● **The task**: Repeat every entry word for word; omit all pictures.

Start of Block

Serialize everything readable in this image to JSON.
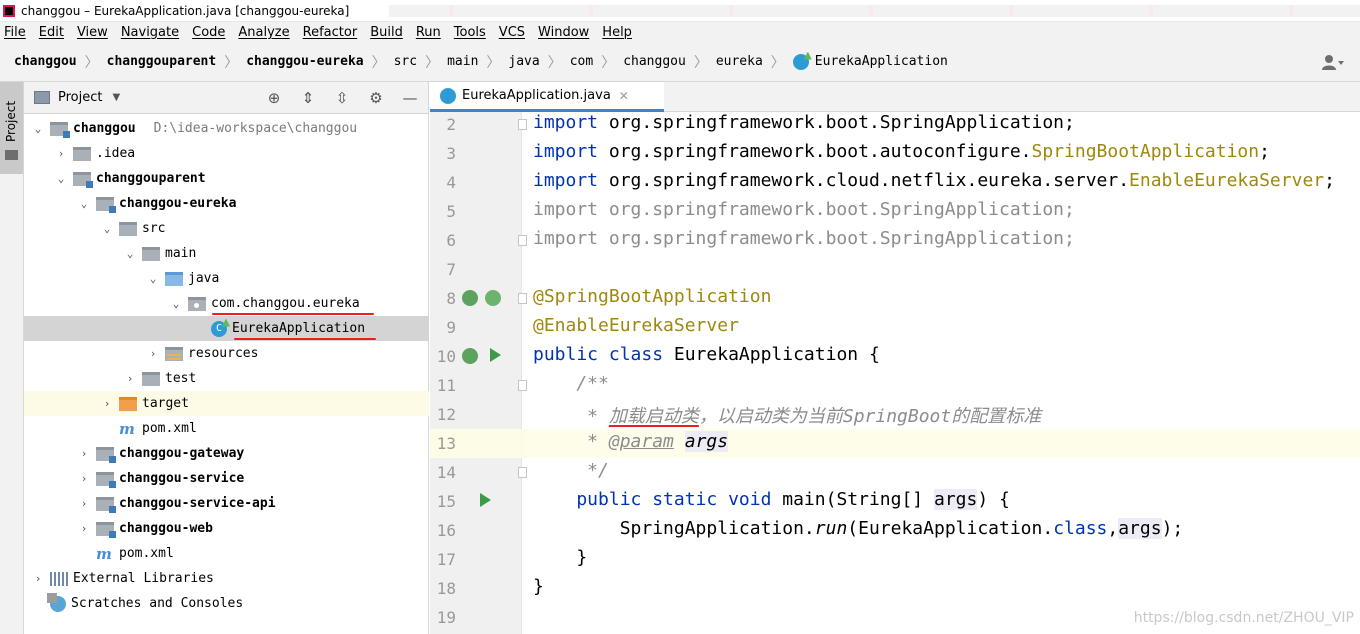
{
  "window": {
    "title": "changgou – EurekaApplication.java [changgou-eureka]"
  },
  "menu": [
    "File",
    "Edit",
    "View",
    "Navigate",
    "Code",
    "Analyze",
    "Refactor",
    "Build",
    "Run",
    "Tools",
    "VCS",
    "Window",
    "Help"
  ],
  "breadcrumb": [
    "changgou",
    "changgouparent",
    "changgou-eureka",
    "src",
    "main",
    "java",
    "com",
    "changgou",
    "eureka",
    "EurekaApplication"
  ],
  "project_panel": {
    "title": "Project",
    "side_tab": "Project",
    "tree": [
      {
        "label": "changgou",
        "hint": "D:\\idea-workspace\\changgou",
        "bold": true
      },
      {
        "label": ".idea"
      },
      {
        "label": "changgouparent",
        "bold": true
      },
      {
        "label": "changgou-eureka",
        "bold": true
      },
      {
        "label": "src"
      },
      {
        "label": "main"
      },
      {
        "label": "java"
      },
      {
        "label": "com.changgou.eureka"
      },
      {
        "label": "EurekaApplication"
      },
      {
        "label": "resources"
      },
      {
        "label": "test"
      },
      {
        "label": "target"
      },
      {
        "label": "pom.xml"
      },
      {
        "label": "changgou-gateway",
        "bold": true
      },
      {
        "label": "changgou-service",
        "bold": true
      },
      {
        "label": "changgou-service-api",
        "bold": true
      },
      {
        "label": "changgou-web",
        "bold": true
      },
      {
        "label": "pom.xml"
      },
      {
        "label": "External Libraries"
      },
      {
        "label": "Scratches and Consoles"
      }
    ]
  },
  "editor": {
    "tab_label": "EurekaApplication.java",
    "line_numbers": [
      "2",
      "3",
      "4",
      "5",
      "6",
      "7",
      "8",
      "9",
      "10",
      "11",
      "12",
      "13",
      "14",
      "15",
      "16",
      "17",
      "18",
      "19"
    ],
    "code": {
      "l2_kw": "import",
      "l2_rest": " org.springframework.boot.SpringApplication;",
      "l3_kw": "import",
      "l3_rest": " org.springframework.boot.autoconfigure.",
      "l3_ann": "SpringBootApplication",
      "l3_end": ";",
      "l4_kw": "import",
      "l4_rest": " org.springframework.cloud.netflix.eureka.server.",
      "l4_ann": "EnableEurekaServer",
      "l4_end": ";",
      "l5": "import org.springframework.boot.SpringApplication;",
      "l6": "import org.springframework.boot.SpringApplication;",
      "l8": "@SpringBootApplication",
      "l9": "@EnableEurekaServer",
      "l10_kw": "public class",
      "l10_rest": " EurekaApplication {",
      "l11": "    /**",
      "l12_star": "     * ",
      "l12_red": "加载启动类",
      "l12_rest": "，以启动类为当前SpringBoot的配置标准",
      "l13_star": "     * ",
      "l13_tag": "@param",
      "l13_sp": " ",
      "l13_arg": "args",
      "l14": "     */",
      "l15_kw": "    public static void",
      "l15_a": " main(String[] ",
      "l15_arg": "args",
      "l15_b": ") {",
      "l16_a": "        SpringApplication.",
      "l16_run": "run",
      "l16_b": "(EurekaApplication.",
      "l16_kw": "class",
      "l16_c": ",",
      "l16_arg": "args",
      "l16_d": ");",
      "l17": "    }",
      "l18": "}"
    }
  },
  "watermark": "https://blog.csdn.net/ZHOU_VIP"
}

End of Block

● **Exercise response**:
Serialize everything readable in this image to JSON.
{
  "window": {
    "title": "changgou – EurekaApplication.java [changgou-eureka]"
  },
  "menu": [
    "File",
    "Edit",
    "View",
    "Navigate",
    "Code",
    "Analyze",
    "Refactor",
    "Build",
    "Run",
    "Tools",
    "VCS",
    "Window",
    "Help"
  ],
  "breadcrumb": [
    "changgou",
    "changgouparent",
    "changgou-eureka",
    "src",
    "main",
    "java",
    "com",
    "changgou",
    "eureka",
    "EurekaApplication"
  ],
  "project_panel": {
    "title": "Project",
    "side_tab": "Project",
    "tree": [
      {
        "label": "changgou",
        "hint": "D:\\idea-workspace\\changgou",
        "bold": true
      },
      {
        "label": ".idea"
      },
      {
        "label": "changgouparent",
        "bold": true
      },
      {
        "label": "changgou-eureka",
        "bold": true
      },
      {
        "label": "src"
      },
      {
        "label": "main"
      },
      {
        "label": "java"
      },
      {
        "label": "com.changgou.eureka"
      },
      {
        "label": "EurekaApplication"
      },
      {
        "label": "resources"
      },
      {
        "label": "test"
      },
      {
        "label": "target"
      },
      {
        "label": "pom.xml"
      },
      {
        "label": "changgou-gateway",
        "bold": true
      },
      {
        "label": "changgou-service",
        "bold": true
      },
      {
        "label": "changgou-service-api",
        "bold": true
      },
      {
        "label": "changgou-web",
        "bold": true
      },
      {
        "label": "pom.xml"
      },
      {
        "label": "External Libraries"
      },
      {
        "label": "Scratches and Consoles"
      }
    ]
  },
  "editor": {
    "tab_label": "EurekaApplication.java",
    "line_numbers": [
      "2",
      "3",
      "4",
      "5",
      "6",
      "7",
      "8",
      "9",
      "10",
      "11",
      "12",
      "13",
      "14",
      "15",
      "16",
      "17",
      "18",
      "19"
    ],
    "code": {
      "l2_kw": "import",
      "l2_rest": " org.springframework.boot.SpringApplication;",
      "l3_kw": "import",
      "l3_rest": " org.springframework.boot.autoconfigure.",
      "l3_ann": "SpringBootApplication",
      "l3_end": ";",
      "l4_kw": "import",
      "l4_rest": " org.springframework.cloud.netflix.eureka.server.",
      "l4_ann": "EnableEurekaServer",
      "l4_end": ";",
      "l5": "import org.springframework.boot.SpringApplication;",
      "l6": "import org.springframework.boot.SpringApplication;",
      "l8": "@SpringBootApplication",
      "l9": "@EnableEurekaServer",
      "l10_kw": "public class",
      "l10_rest": " EurekaApplication {",
      "l11": "    /**",
      "l12_star": "     * ",
      "l12_red": "加载启动类",
      "l12_rest": "，以启动类为当前SpringBoot的配置标准",
      "l13_star": "     * ",
      "l13_tag": "@param",
      "l13_sp": " ",
      "l13_arg": "args",
      "l14": "     */",
      "l15_kw": "    public static void",
      "l15_a": " main(String[] ",
      "l15_arg": "args",
      "l15_b": ") {",
      "l16_a": "        SpringApplication.",
      "l16_run": "run",
      "l16_b": "(EurekaApplication.",
      "l16_kw": "class",
      "l16_c": ",",
      "l16_arg": "args",
      "l16_d": ");",
      "l17": "    }",
      "l18": "}"
    }
  },
  "watermark": "https://blog.csdn.net/ZHOU_VIP"
}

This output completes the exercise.